What others say

In the Global Risks Report 2022 from the World Economic Forum, respondents to a survey on perceived societal risks (‘social-cohesion erosion’, ‘livelihood crises’ and ‘mental-health deterioration’) said that mental health had worsened the most since the pandemic began. The report listed ‘severe mental-health deterioration’ as one of the key risks over the next decade, namely the ‘pervasiveness of mental-health ailments and/or disorders globally and across multiple demographics, negatively impacting wellbeing, social cohesion and productivity’. 

Other recent reports have also highlighted this topic. According to International SOS’s Risk Outlook 2022, organisations worldwide are set to increase investment in employee health. This because over a third of respondents to a survey expected mental health to cause a significant decrease in productivity in 2022. Another survey has revealed that two in five employees would stay if their employer demonstrated more care for their mental wellbeing.

What our guide says

Hence, mental health should be on every boardroom’s risk register and be a topic to address from the top, not just through HR departments. The route to tackling mental-health issues, ideally in advance of them occurring, is with a sound policy followed by practical measures that are embedded and applied throughout the organisation.

This is one of the conclusions of a guide for business and launched by Resilience First on 24 February 2022. The title of the guide is ‘Emotional Resilience - Lessons from the real world: A practical guide after crises and major incidents’.    

The guide is another step in the continuing journey to advance understanding of the topic. While there is a general consensus amongst professional bodies and mental-health professionals around best practice for creating emotional resilience for major incidents and crises in the workplace, what is less well understood is how this translates to real-world action.

So, this new guide tries to answer the questions of what factors hinder or facilitate the implementation of guidance, and what is the extent of these factors. The current knowledge doesn’t reveal whether this is due to motivation (at various levels) to take action, challenges encountered during implementation, even problems with the guidance or something as yet unknown.

The report has been prepared by KRTS International Ltd, and is the second in a series on this topic. In compiling the report, information was gathered from a range of people and organisations through a series of interviews and compared with the available literature and clinical experience. By bringing together a range of perspectives, the report provides:

• An overview of the theory and best practice as agreed by professional bodies and clinicians around the world.

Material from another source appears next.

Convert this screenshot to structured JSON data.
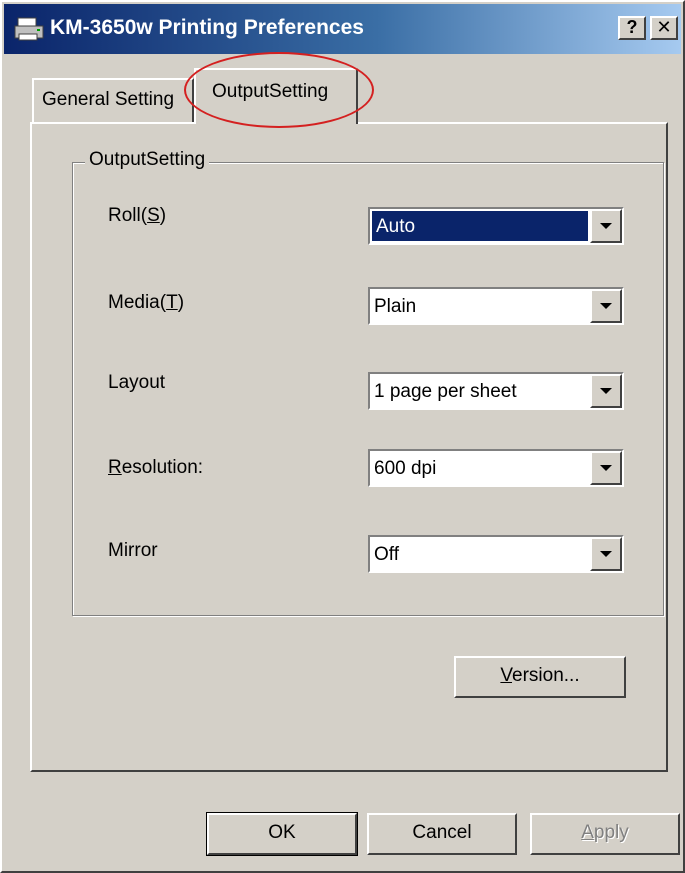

• What organisations feel are the key ingredients to successful implementation.

• The common pain points and pitfalls as experienced ‘on the ground’.

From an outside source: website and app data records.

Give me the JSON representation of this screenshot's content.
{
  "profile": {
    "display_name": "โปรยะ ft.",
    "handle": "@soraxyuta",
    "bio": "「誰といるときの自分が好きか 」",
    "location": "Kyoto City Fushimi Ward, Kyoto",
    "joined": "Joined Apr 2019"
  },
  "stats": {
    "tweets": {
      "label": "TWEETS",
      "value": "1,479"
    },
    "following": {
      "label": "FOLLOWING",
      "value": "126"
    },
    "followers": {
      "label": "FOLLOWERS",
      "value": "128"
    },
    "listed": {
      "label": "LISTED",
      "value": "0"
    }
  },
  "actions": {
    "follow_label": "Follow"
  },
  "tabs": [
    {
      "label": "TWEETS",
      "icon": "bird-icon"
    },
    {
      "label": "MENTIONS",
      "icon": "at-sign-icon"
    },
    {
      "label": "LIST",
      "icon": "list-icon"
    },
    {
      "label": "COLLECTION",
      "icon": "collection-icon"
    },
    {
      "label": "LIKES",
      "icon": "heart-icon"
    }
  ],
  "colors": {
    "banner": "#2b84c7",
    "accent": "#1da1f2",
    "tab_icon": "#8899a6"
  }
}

The report offers a model for crisis and trauma resilience built around three pillars – Resistance, Resilience and Recovery. It is crucial to acknowledge that each pillar impacts on the others and can strengthen or undermine an overall plan. The guide concludes with recommendations for overcoming challenges and maximising efficacy and efficiency.

In his Foreword to the guide, John Deverell CBE, CEO of The Prepared Mind, says that 'if all employers take due note of the report’s advice, they will thus develop both their own and their subordinates’ leadership capabilities and, by helping their employees to become more resilient, will enable better and more successful business'.

Note: This year's Mental Health Awareness Week is from 9 to 15 May.